New Missouri NIL Law Changes Landscape, Expands College Coaches' Role in Negotiations
Rep. Gregory made this statement following the Missouri legislature’s bipartisan passage of an amendment to the state’s 2021 NIL law (the Amendment). The Amendment, which follows a national deregulatory trend at the state level with respect to NIL, significantly loosens restrictions on a Missouri student athlete’s ability to monetize their NIL. Key provisions of the Amendment are as follows:
- The Amendment strengthens Missouri collegiate coaches’ ability to advocate for student athletes by expressly permitting coaches to participate in meetings between NIL entities and student athletes and to act on a student athlete’s behalf in negotiating and ultimately executing NIL deals.
- Under Missouri’s current NIL law, student athletes are barred from using the intellectual property of the educational institution they attend. The Amendment requires Missouri colleges and universities to develop a process for granting student athletes the right to use certain portions of the institution’s intellectual property (including logos, team names, and other copyrightable material) in their sponsorships. The Amendment does, however, provide that a college or university may charge a reasonable licensing fee for and impose restrictions on the use of such intellectual property.
- The Amendment includes a number of provisions already found in NIL laws of other states, including:
- Providing that nonprofit organizations may enter NIL compensation agreements with student athletes;
- Fleshing out requirements for financial literacy workshops that colleges and universities must offer to student athletes (i.e., at least two (2) per year if the institution is a direct or indirect party to an agreement requiring the use of a student athlete’s NIL);
- Shielding coaches from liability for decisions or actions routinely taken in the course of intercollegiate athletics that may affect a student athlete’s NIL earning potential; and
- Memorializing the right of student athletes to obtain professional representation, such as a licensed attorney or an accredited agent, to secure NIL compensation.
- The Amendment is not limited to current collegiate student athletes.
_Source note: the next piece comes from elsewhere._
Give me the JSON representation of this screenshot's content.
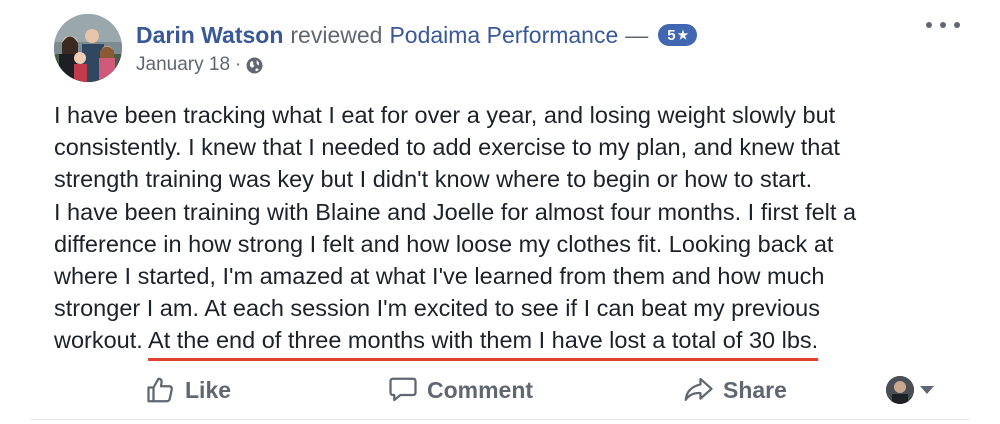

It provides that Missouri high school athletes may start inking NIL deals upon signing a letter of intent or other written enrollment agreement with an in-state college or university, thus incentivizing Missouri high school students to sign with in-state colleges and universities. Further, Missouri high school athletes may have conversations about earning NIL compensation prior to signing a letter of intent or other commitment (but may only receive NIL compensation after signing with an in-state college or university).
- The Amendment also stakes out positions on broader, national questions about NIL, primarily by (i) including a provision expressly stating that student athletes are not employees of their respective educational institutions and (ii) making clear that Missouri colleges and universities cannot uphold rules promulgated by the NCAA or any athletic conference that prevent student athletes from entering into NIL deals.
Having passed through the Missouri legislature, the Amendment now goes to the desk of Governor Mike Parson to be signed into law. While the provisions discussed here provide insight into key aspects of the Amendment, they are not an exhaustive list of the changes. Should you have any questions about NIL rules and laws in Missouri or any other jurisdiction, please contact Eric Fishman, Justin Goldberg, or Mike Ragan using the contact information provided below.